- The company's North American sales increased 4.3%, which helped offset a 8.9% decrease in international sales. However, income in international markets was up $23.4 million this quarter, compared with a segment loss of $15 million in the fourth quarter of 2017.
- The earnings per share came in slightly under market expectations of $1.27 a share at $1.26, which was still an increase of 23.5% from this time last year. Going into 2019, Hershey reported an expectation of a 1% to 3% increase in net sales.
Hershey still has a long row to hoe in order to become the "innovative snacking powerhouse" that it aims to be. Although its fourth-quarter financials are moving the CPG behemoth in the right direction, it might not be happening fast enough for the market. Hershey shares dropped as much as 3% in trading Thursday morning after earnings missed analyst expectations. But things could be looking up for the company with its 3.7% sales jump this quarter.
The company's improvements highlight Hershey's efforts to no longer be so inextricably beholden to candy. Last year, Hershey purchased Pirate Brands for $420 million. In 2017, it acquired Amplify Snack Brands for $1.6 billion. The company best known for its namesake chocolate continues on the look out for more M&A in the snack space to boost its presence. With its enlarged snack-focused portfolio and chocolate that can be defined as an indulgent snack, the company calls itself the second-largest snack maker, behind PepsiCo. The snacking category is already at $89 billion and growing at a 3% clip, so this focus is bound to help the company continue to grow.
Still, becoming a snacking powerhouse has its costs. The company’s earnings report indicated it still has $8.4 million in acquisition costs to pay down. This persistent debt, coupled with increasingly higher freight and logistics costs and incremental investments in trade and packaging could explain why the gross margin slipped slightly this quarter to 42.5% from 42.7% in 2017.
To help correct this squeeze in margins, Hershey announced last year a 2.5% price increase for a fifth of its products. The earnings report made no mention of any change to this plan, but impact will likely been seen in future earnings reports — especially given the company expects to see a 1% to 3% jump in net sales for 2019.

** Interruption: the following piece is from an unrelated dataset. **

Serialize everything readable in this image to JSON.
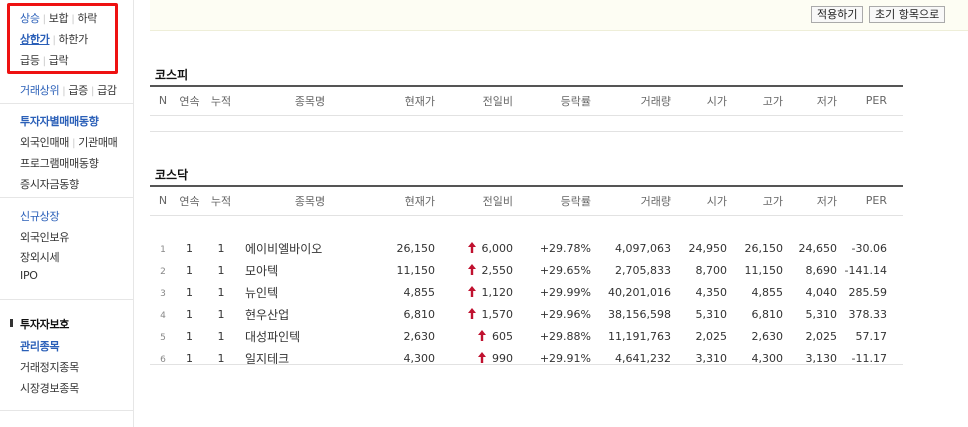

Hershey has also further reduced its advertising and related consumer marketing expenses by 13.3% in the fourth quarter by focusing on earned media and retailer education with its recently unveiled mobile research center. The idea behind this 18-wheeler is to provide insight into new consumer strategies for marketing and merchandising across different shopping channels, and it seems to be working.
Hershey has also been responding to consumer demands by debuting redesigned center aisles at 20 locations of three retailers. Part of this redesign includes seamlessly integrating e-commerce with brick and mortar — an initiative Bernstein research analysts found successful, compared to other CPG companies. With online grocery sales forecast to reach $100 billion by as early as 2022, 70% of shoppers will at least occasionally shop for groceries online by that time, according to the Food Marketing Institute and Nielsen. It could be wise for Hershey to invest heavily in that space. It already shows signs of paying off, with North American sales jumping 4.3%.
In the earnings report, President and CEO Michele Buck expressed confidence that the company "will build on this momentum in 2019" and work toward increasingly growing the presence of its snack brands as it competes to deliver to customers’ simultaneous desires for indulgence and better-for-you packaged options.